Provide only the number of lines in the records below that include "checkout".

──────── Data section

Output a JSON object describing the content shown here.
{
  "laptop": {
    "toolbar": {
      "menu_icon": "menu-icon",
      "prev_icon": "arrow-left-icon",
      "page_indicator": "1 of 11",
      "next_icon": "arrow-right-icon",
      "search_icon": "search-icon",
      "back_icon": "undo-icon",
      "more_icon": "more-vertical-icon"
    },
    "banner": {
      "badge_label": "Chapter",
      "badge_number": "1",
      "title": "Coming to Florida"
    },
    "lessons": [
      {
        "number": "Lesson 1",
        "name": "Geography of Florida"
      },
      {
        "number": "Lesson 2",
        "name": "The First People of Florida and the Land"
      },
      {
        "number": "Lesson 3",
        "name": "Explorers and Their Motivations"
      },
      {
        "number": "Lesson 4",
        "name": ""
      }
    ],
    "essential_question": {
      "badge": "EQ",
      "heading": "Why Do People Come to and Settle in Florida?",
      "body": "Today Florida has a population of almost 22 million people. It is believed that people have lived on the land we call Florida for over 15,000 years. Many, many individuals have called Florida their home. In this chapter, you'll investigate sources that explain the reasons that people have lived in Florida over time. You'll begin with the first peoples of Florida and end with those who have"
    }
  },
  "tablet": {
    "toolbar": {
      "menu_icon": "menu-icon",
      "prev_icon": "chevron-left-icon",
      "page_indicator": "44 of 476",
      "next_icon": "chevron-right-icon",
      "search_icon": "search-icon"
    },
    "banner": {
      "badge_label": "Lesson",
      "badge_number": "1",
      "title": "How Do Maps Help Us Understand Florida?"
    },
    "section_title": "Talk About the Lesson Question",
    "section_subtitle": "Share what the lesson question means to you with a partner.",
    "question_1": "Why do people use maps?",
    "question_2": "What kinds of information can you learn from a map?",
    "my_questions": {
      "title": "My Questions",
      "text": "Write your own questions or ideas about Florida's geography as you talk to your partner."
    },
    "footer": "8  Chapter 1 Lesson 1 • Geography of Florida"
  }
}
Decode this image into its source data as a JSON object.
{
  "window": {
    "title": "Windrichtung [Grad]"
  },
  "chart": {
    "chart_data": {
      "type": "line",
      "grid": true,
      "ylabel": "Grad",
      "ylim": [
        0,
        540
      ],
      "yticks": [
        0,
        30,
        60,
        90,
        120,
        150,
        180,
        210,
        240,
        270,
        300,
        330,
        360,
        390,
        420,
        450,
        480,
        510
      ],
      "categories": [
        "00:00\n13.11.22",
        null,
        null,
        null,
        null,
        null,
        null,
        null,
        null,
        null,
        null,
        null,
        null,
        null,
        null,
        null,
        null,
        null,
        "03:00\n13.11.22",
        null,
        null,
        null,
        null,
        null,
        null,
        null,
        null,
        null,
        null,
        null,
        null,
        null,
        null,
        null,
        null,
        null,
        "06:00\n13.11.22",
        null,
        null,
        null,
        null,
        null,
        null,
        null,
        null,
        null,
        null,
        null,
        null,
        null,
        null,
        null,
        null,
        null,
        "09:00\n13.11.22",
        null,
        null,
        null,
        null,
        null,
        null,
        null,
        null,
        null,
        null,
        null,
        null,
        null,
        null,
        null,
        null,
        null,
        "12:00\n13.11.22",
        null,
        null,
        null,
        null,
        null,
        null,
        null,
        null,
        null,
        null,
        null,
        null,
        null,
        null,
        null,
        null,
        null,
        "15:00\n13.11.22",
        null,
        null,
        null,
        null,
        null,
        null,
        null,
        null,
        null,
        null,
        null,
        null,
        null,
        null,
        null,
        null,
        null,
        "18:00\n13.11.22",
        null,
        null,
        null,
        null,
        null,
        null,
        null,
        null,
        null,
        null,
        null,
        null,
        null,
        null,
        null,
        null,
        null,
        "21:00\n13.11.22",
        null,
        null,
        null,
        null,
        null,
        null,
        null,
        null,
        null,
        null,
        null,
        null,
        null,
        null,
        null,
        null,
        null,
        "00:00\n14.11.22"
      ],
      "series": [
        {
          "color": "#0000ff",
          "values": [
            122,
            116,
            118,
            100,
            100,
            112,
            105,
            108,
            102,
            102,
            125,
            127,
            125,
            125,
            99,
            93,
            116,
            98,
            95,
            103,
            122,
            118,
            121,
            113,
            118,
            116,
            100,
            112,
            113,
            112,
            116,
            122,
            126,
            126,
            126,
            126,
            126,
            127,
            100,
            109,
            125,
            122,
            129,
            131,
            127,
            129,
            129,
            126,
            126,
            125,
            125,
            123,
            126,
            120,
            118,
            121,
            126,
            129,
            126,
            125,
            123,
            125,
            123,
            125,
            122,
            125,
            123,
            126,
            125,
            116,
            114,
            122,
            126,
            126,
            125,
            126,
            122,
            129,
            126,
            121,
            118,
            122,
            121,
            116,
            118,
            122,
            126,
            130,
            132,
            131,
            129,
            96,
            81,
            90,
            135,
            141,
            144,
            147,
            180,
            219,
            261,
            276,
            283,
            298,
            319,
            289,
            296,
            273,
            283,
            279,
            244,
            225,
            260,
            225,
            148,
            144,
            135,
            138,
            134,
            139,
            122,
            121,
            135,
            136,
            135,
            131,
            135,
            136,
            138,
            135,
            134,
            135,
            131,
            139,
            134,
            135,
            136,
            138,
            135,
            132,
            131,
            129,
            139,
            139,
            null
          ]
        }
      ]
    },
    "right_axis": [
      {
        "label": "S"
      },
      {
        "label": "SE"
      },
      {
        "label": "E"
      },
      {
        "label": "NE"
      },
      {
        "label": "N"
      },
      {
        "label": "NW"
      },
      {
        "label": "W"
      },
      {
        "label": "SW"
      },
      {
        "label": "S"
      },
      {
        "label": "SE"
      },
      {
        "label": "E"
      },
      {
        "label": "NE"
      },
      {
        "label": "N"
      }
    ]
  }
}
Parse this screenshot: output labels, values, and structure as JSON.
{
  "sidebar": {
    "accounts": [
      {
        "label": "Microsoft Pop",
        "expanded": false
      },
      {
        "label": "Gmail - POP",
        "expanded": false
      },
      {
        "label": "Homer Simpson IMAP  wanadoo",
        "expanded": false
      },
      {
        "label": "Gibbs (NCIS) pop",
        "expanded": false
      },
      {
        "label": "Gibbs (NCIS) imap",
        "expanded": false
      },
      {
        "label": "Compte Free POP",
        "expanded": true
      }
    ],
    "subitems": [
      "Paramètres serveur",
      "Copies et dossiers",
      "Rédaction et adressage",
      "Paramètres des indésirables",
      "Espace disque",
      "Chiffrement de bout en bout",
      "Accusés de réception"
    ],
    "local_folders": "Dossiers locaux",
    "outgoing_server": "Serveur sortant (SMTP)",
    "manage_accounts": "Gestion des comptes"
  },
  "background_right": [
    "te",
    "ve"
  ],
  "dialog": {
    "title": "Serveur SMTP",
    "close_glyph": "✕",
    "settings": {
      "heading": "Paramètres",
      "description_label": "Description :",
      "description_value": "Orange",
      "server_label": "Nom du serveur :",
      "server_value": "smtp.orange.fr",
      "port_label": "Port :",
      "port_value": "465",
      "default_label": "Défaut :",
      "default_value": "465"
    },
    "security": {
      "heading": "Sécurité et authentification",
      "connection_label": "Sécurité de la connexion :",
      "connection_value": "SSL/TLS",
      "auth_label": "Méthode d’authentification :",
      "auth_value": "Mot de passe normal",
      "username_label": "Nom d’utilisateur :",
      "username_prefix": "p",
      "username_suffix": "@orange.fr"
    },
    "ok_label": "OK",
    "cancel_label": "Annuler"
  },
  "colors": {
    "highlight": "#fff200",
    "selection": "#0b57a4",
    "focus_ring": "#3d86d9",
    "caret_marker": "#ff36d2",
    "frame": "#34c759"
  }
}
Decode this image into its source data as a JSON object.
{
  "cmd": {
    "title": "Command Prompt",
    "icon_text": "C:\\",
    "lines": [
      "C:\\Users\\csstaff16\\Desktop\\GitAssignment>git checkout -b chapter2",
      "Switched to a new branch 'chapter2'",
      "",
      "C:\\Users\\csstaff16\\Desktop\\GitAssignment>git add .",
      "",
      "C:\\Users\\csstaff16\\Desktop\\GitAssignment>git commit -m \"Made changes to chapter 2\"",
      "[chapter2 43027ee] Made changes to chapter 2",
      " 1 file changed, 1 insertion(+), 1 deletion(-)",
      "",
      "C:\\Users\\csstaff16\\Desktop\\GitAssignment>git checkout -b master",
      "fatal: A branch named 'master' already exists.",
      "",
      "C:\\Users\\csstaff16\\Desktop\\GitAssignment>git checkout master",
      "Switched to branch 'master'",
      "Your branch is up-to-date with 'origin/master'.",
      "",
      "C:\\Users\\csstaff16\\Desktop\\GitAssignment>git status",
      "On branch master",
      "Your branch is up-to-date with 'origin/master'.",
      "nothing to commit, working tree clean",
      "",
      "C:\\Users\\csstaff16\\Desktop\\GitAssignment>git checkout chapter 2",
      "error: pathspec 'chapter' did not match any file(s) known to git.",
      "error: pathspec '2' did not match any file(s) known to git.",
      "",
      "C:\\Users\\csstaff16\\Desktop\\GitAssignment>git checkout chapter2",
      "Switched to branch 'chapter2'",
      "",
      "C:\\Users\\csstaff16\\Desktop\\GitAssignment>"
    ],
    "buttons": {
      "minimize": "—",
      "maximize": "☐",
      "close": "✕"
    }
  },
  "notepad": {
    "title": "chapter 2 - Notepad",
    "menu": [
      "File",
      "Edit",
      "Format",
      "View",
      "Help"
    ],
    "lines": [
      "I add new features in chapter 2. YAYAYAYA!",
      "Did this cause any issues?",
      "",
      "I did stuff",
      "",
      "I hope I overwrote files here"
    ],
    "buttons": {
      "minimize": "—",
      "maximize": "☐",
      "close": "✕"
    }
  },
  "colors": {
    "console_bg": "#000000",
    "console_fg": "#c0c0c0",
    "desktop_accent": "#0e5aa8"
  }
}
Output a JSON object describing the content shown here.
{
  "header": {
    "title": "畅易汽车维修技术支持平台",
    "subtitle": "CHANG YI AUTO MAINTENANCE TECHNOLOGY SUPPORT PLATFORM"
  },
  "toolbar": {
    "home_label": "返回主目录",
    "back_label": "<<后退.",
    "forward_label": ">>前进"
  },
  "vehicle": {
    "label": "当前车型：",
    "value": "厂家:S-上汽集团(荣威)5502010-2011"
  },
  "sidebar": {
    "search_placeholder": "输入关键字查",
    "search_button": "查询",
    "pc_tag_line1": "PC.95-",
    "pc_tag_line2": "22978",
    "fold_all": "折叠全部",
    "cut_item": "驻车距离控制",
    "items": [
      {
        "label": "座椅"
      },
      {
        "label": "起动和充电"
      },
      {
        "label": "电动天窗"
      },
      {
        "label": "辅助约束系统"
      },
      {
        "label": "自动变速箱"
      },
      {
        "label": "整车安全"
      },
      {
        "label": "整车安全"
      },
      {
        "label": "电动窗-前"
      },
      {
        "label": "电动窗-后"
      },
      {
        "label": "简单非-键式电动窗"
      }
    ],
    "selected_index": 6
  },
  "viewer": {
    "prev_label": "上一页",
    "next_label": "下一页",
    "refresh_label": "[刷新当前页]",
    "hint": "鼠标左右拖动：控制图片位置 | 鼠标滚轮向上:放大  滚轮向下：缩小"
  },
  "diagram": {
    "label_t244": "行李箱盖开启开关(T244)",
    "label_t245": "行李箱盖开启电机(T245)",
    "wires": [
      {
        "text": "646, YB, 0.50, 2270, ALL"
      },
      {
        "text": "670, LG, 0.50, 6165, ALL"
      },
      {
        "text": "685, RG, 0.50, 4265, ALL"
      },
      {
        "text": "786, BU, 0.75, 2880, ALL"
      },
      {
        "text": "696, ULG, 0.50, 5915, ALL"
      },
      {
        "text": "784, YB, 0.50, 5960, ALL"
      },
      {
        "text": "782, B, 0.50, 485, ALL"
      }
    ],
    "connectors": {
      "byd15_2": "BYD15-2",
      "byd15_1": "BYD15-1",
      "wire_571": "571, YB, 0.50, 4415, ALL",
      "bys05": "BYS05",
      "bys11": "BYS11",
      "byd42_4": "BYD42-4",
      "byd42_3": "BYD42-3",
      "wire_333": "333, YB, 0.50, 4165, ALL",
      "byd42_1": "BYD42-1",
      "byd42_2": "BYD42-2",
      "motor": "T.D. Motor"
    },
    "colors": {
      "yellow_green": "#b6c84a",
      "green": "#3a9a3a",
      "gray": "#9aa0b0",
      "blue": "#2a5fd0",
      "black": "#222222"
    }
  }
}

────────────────

▶ Output below: 5